- **Exercise aim**:
Filter the records below for the word "image". Copy each line that holds it.

Web page and app entries
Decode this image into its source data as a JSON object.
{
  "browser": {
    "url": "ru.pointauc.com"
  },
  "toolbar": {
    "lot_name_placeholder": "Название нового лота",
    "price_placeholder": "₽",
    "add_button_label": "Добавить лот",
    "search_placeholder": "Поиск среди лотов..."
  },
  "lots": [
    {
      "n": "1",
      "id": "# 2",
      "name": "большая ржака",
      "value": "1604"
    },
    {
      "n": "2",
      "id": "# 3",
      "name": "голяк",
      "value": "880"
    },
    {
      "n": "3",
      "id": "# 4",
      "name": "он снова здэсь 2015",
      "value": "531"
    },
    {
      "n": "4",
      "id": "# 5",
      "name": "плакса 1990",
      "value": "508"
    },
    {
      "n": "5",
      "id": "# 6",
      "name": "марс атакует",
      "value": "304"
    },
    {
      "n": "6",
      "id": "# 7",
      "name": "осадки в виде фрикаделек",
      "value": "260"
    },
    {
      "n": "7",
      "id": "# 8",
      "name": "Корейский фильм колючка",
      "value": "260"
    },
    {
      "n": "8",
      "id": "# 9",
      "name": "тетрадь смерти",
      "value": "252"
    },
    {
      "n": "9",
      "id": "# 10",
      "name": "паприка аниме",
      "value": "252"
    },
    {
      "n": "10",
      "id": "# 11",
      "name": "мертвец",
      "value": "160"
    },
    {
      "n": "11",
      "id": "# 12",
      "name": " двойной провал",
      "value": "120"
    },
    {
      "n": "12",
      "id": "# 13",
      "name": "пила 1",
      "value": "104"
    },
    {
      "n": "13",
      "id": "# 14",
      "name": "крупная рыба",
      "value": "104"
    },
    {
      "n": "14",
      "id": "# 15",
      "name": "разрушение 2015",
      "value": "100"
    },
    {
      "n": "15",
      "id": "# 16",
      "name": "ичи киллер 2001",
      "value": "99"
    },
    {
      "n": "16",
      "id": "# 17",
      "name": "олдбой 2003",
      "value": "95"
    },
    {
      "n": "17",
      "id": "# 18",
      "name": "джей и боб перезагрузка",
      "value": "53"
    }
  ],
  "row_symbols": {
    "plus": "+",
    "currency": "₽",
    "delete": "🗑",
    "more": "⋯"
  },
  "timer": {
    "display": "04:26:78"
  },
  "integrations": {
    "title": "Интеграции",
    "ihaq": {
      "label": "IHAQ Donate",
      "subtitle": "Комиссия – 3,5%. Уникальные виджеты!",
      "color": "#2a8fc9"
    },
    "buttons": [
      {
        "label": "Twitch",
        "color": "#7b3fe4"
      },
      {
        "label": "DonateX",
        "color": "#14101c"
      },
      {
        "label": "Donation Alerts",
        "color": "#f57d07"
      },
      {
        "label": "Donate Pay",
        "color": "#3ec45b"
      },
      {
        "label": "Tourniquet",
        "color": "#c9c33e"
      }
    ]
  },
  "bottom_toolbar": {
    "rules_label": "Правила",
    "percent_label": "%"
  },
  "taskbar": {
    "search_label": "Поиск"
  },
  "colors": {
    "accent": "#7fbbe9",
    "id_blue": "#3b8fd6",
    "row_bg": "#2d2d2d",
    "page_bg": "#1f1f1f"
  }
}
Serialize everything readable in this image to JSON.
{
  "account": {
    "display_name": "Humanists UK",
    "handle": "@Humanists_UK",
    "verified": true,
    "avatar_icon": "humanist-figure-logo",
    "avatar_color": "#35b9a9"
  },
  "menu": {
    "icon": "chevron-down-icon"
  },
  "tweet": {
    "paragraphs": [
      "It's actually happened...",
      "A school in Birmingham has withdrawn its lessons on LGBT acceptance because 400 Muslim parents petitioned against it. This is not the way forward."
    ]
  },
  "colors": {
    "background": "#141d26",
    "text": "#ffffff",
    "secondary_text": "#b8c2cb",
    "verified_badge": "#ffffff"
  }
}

- **Written solution**:
Decode this image into its source data as a JSON object.
Serialize everything readable in this image to JSON.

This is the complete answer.